Information provided Start Marker
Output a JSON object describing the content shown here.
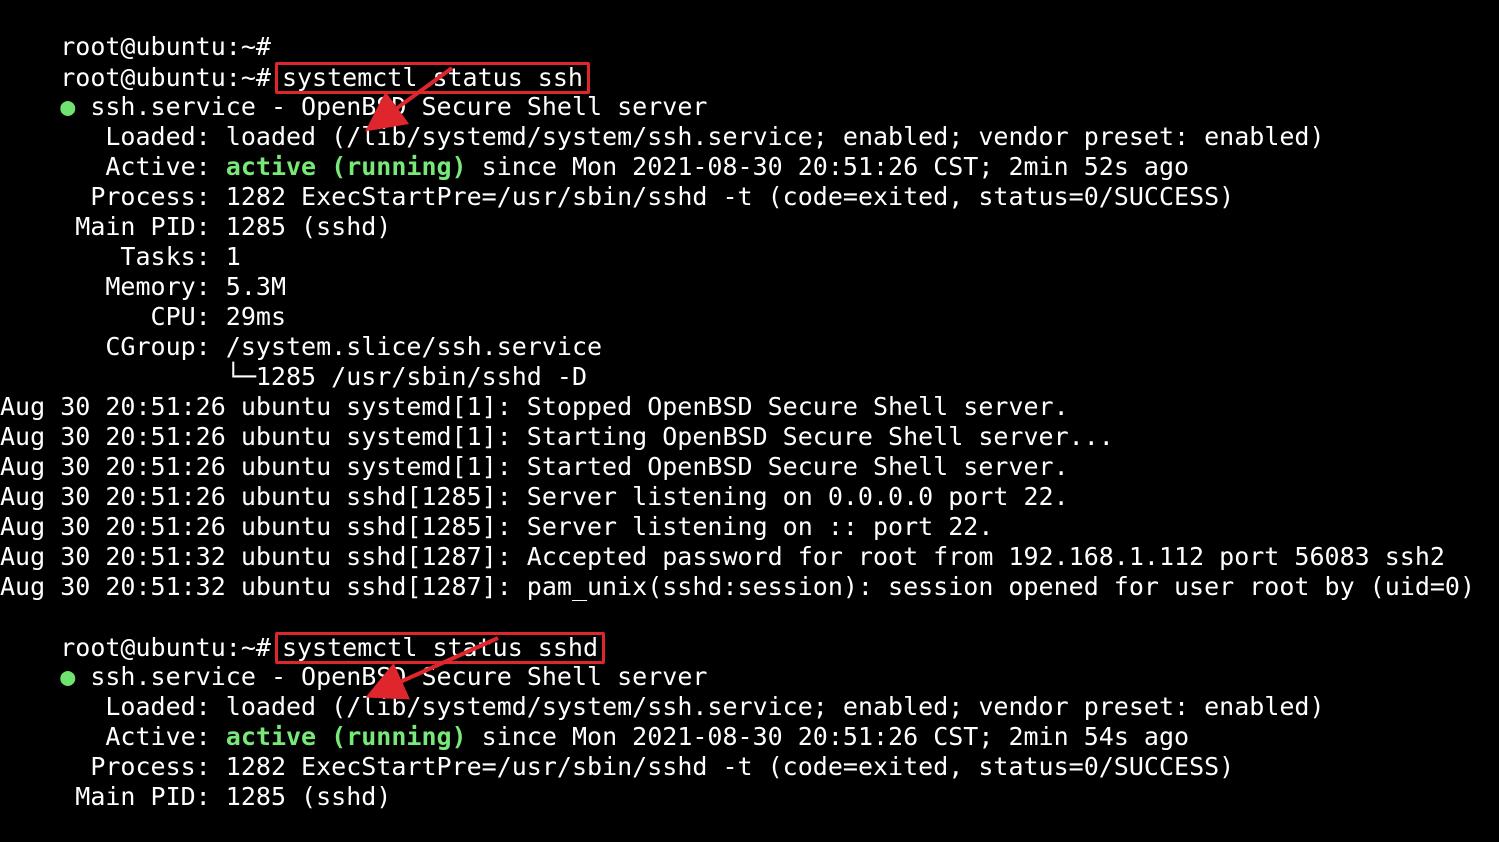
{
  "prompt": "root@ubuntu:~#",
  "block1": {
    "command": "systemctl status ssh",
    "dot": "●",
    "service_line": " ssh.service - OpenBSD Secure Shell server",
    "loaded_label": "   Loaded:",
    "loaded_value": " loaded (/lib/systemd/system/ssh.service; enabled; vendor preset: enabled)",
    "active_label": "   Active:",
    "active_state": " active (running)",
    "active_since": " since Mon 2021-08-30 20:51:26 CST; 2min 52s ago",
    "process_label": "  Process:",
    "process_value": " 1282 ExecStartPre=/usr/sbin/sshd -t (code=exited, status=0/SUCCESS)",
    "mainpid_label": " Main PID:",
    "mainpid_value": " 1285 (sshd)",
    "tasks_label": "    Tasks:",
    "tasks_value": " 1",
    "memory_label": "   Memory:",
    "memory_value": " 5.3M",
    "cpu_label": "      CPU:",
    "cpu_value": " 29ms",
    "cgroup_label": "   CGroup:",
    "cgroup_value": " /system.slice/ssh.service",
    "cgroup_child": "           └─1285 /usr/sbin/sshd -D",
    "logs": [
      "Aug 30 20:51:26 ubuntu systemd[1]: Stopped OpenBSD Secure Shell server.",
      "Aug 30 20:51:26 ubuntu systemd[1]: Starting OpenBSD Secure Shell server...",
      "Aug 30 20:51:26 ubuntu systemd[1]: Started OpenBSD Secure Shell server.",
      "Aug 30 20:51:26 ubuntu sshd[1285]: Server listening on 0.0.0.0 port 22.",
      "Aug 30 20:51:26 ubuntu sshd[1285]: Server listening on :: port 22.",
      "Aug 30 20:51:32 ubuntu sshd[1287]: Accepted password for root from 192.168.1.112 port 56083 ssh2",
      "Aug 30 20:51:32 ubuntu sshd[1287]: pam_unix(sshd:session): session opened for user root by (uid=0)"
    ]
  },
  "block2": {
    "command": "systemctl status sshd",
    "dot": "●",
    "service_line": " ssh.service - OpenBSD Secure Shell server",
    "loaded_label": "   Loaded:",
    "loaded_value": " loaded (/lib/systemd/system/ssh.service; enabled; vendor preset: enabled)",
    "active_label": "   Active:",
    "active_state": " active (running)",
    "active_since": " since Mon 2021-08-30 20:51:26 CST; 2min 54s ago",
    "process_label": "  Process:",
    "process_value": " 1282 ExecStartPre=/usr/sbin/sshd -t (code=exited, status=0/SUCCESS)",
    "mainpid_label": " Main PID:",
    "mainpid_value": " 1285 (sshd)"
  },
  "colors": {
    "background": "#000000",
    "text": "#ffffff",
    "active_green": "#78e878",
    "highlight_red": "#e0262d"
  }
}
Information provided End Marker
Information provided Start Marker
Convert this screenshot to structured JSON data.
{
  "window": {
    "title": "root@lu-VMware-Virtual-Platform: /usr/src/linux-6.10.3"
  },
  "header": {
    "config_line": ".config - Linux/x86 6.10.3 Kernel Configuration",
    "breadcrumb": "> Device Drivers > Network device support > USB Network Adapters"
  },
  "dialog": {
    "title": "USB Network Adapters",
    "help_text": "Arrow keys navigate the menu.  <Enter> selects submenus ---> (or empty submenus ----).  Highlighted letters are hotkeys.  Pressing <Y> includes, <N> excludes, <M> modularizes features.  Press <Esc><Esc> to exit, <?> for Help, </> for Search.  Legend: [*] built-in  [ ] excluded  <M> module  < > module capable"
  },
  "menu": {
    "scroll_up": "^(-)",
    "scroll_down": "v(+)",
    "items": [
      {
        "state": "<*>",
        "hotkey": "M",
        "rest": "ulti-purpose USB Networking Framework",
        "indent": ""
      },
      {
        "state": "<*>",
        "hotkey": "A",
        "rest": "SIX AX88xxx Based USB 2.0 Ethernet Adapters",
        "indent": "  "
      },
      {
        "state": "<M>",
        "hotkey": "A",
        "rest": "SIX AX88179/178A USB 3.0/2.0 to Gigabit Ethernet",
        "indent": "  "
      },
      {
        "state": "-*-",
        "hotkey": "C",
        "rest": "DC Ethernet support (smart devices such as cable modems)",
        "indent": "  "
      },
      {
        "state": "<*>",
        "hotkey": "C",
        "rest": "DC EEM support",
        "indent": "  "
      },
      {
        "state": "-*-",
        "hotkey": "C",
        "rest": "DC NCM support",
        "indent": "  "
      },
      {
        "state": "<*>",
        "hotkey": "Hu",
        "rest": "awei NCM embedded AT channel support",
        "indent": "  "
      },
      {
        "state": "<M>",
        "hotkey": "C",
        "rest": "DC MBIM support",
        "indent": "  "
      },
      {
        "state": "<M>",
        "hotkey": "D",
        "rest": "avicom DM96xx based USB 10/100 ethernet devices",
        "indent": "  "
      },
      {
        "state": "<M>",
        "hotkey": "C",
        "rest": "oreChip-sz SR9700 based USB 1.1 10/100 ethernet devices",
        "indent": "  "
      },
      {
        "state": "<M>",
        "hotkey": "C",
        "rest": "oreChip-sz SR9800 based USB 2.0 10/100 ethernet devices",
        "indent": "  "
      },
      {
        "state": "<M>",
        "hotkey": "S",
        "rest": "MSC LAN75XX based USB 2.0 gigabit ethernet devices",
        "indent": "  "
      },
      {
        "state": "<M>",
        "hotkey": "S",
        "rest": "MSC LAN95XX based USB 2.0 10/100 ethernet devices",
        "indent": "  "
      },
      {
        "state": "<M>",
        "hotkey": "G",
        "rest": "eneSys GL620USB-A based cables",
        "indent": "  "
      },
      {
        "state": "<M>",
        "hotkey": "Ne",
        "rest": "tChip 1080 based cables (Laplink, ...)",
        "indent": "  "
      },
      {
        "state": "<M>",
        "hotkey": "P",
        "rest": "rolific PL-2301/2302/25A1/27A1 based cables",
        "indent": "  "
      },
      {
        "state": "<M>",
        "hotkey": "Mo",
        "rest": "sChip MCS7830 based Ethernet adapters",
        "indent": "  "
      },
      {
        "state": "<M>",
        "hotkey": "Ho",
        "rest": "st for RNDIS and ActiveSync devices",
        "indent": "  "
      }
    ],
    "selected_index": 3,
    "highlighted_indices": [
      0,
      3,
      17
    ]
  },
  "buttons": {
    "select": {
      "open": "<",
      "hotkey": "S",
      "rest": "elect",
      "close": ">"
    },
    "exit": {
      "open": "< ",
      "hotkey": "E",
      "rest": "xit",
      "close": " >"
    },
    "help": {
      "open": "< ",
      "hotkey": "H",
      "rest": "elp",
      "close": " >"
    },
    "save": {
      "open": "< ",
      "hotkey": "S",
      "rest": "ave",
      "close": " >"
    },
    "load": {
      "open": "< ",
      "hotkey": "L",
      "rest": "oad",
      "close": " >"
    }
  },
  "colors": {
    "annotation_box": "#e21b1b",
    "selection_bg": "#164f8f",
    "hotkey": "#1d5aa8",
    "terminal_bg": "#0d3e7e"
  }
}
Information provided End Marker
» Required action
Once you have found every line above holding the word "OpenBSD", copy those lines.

» Solution to this problem
    "service_line": " ssh.service - OpenBSD Secure Shell server",
      "Aug 30 20:51:26 ubuntu systemd[1]: Stopped OpenBSD Secure Shell server.",
      "Aug 30 20:51:26 ubuntu systemd[1]: Starting OpenBSD Secure Shell server...",
      "Aug 30 20:51:26 ubuntu systemd[1]: Started OpenBSD Secure Shell server.",
    "service_line": " ssh.service - OpenBSD Secure Shell server",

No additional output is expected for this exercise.